**WORK INSTRUCTIONS**
Every line containing "More" should be copied out. Go through the entries and find them.

**Records from a dataset**
::::

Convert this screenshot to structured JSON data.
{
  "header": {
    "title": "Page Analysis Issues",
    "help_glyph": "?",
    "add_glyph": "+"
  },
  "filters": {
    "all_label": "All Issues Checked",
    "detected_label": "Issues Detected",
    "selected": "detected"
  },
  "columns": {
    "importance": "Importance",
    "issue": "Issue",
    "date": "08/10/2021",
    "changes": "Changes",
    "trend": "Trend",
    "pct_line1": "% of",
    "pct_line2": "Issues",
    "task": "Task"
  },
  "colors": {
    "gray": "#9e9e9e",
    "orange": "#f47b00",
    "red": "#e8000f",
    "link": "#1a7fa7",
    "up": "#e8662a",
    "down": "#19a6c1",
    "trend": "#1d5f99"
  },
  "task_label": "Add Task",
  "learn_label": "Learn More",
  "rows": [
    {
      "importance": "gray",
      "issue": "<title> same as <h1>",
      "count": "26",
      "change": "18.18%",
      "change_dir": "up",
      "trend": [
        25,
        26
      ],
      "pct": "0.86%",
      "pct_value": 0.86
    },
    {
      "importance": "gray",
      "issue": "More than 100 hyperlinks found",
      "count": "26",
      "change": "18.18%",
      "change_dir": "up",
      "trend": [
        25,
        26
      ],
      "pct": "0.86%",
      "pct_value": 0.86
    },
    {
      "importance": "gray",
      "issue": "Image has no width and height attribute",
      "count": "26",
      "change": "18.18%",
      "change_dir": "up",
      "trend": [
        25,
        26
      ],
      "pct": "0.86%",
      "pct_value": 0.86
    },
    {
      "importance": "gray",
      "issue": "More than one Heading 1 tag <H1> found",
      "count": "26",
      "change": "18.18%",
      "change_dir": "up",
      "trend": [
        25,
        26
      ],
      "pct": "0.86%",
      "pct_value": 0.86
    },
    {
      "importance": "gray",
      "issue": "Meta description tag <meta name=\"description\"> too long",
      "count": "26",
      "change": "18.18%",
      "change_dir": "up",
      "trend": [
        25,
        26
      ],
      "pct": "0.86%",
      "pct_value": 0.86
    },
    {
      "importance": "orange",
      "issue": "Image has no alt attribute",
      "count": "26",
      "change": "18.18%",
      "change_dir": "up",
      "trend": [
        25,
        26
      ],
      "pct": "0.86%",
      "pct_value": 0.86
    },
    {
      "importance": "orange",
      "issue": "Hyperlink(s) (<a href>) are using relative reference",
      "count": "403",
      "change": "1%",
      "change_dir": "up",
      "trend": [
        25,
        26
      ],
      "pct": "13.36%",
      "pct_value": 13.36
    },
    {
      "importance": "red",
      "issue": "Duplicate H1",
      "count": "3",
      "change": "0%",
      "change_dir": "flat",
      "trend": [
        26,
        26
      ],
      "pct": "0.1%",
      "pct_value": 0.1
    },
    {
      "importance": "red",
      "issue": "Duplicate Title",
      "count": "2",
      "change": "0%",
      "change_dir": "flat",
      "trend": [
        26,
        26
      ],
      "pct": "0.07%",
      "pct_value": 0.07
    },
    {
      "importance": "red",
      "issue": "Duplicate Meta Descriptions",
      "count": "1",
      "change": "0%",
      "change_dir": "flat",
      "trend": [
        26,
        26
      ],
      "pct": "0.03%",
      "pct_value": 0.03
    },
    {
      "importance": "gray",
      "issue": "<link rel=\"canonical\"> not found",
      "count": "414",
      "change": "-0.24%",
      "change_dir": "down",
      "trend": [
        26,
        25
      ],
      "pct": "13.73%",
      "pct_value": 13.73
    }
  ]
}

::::

**ANSWER BOX**
  "learn_label": "Learn More",
      "issue": "More than 100 hyperlinks found",
      "issue": "More than one Heading 1 tag <H1> found",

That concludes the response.